top of page

Recent Posts

  • MR

Think about it...

I've been thinking a lot about, well, our thoughts lately. How we think, what we think, why we think the things we do, and what kind of impact such thoughts have on our lives. Oftentimes what we're seeing and reading in the form of news will dominate our thoughts. From the potential pandemic of the coronavirus to our climate in crisis, how we think about these events can play a huge part in how they affect us directly. I would hazard a guess that most of us don't really spend a lot of time thinking about our thoughts. Yet, thoughts have such immense power over our entire beings that when you really think about it, what is going on in our minds is, effectively, ground zero for our life. It is where it all begins.

There have been studies done, none conclusive, about how many actual thoughts we have in a day. Some numbers have ranged from 12,000 to 60,000 (that came from the National Science Foundation in 2005). The NSF also revealed that of those thousands of thoughts, "80% were negative, and 95% were exactly the same repetitive thoughts as the day before." And so many of those thoughts are on what others are thinking about us! So, it's safe to surmise that there's a lot going on up there. Thoughts dictating and dissecting everything from what we see & eat, to how we will accomplish our next big achievement. We try to think our way into and out of situations and a lot of times, we overthink to the point of exhaustion. So how do we know which thoughts to really focus on and which to buff away?

The motivational speaker Bob Proctor divides our thought system into two parts: the paradigm, which is all our ingrained habits, beliefs, and assumptions handed down from our parents and their parents before them, generation after generation. The paradigm is where Proctor says we are "programmed genetically and programmed environmentally". Then there is our "conscious mind". This is where Proctor says our "intellectual factors" kick in, factors such "perception, intuition, the will, reasoning, imagination." It is here where we have the ability to control what we absorb and think. However, the more powerful of the two is the paradigm. That's what actually has a lot of control over us. It is where we don't have to put any effort into changing ourselves from the inside out.

So any time we try to think thoughts that challenge that paradigm we feel uncomfortable, it feels unnatural. It's as if we were brought up being taught that rock music is bad for us, and then as we grow older we start to question that teaching because actually, rock music makes us feel good, the music speaks to us, connects us to a sound or a movement. We may initially feel quite uncomfortable because we are starting to think everything we've been told/taught that we aren't "supposed" to think. We are rebelling against long held, ingrained assumptions. Yet it is in that discomfort where things start to shift, if we hold steadfastly on to our conscious mind. It often feels like a war is being waged for our soul, a war being fought between what we have always been taught and believed, to what we now know doesn't work for us anymore, and isn't what we believe anymore. The act of thinking thoughts that benefit us, that make us stronger, more confident, happier people isn't easy if it isn't something that was instilled in us. We have to actively ensure those thoughts reside in our frontal lobe, take centre stage so that eventually it becomes part of our paradigm. It's literally retraining our brain to focus on thoughts that help us rather than hinder us.

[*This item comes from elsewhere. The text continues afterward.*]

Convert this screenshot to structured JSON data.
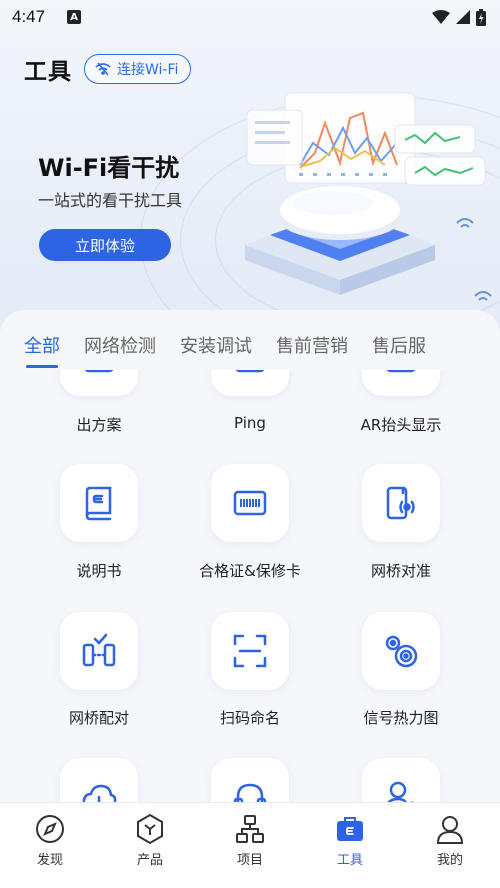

Buddha said "we are shaped by our thoughts; we become what we think." I recently read that the Booker Prize winning author Bernardine Evaristo always writes an affirmation down before she starts a new project. For example, before starting to write the book that won her the Booker Prize in 2019 (Girl, Woman, Other) she wrote, "This novel is good." There is so much of what we do and what we believe, even when it comes to what we believe about ourselves, our current situation, our desire for different outcomes that begins with how we think. There is so much power in what resides in our minds. Yet it literally isn't something we think about much. I would challenge us all to watch our thoughts as we would a movie and see what comes up. For me, it comes down to holding on to thoughts that feel good, thoughts that lift me up, thoughts that aren't "comfortable" as the paradigm would have me believe. Remember, comfortable isn't always a good thing. Comfortable means easy, it also means resistant to change. As the clinical psychologist Dr. Shefali Tsabary says, "it's so much easier to be passive." But she would go on to add, "one of the greatest gifts we can give ourselves is to learn to be self-accountable." Being accountable also brings perspective, context, and in some respects, a sense of control over situations. This is helpful when so many things in this world are out of our control, such as the actions of others and yes, even the news in the world. While I know I can't control coronavirus, I can put things in context and think about how I can rationally respond to the news. While I can't control geopolitics or the climate crisis, I can think about educating myself on what is happening in the world and finding the most reliable and credible sources instead of shrugging my shoulders or automatically assuming the worst. That latter bit would be our paradigms thinking for us. I am training myself, however painfully, to push through my own paradigm to think how I want to feel, what I want to believe about myself in order to do all the things I still want to do. After all, as the French philosopher René Descartes once said, "I think, therefore I am."

bottom of page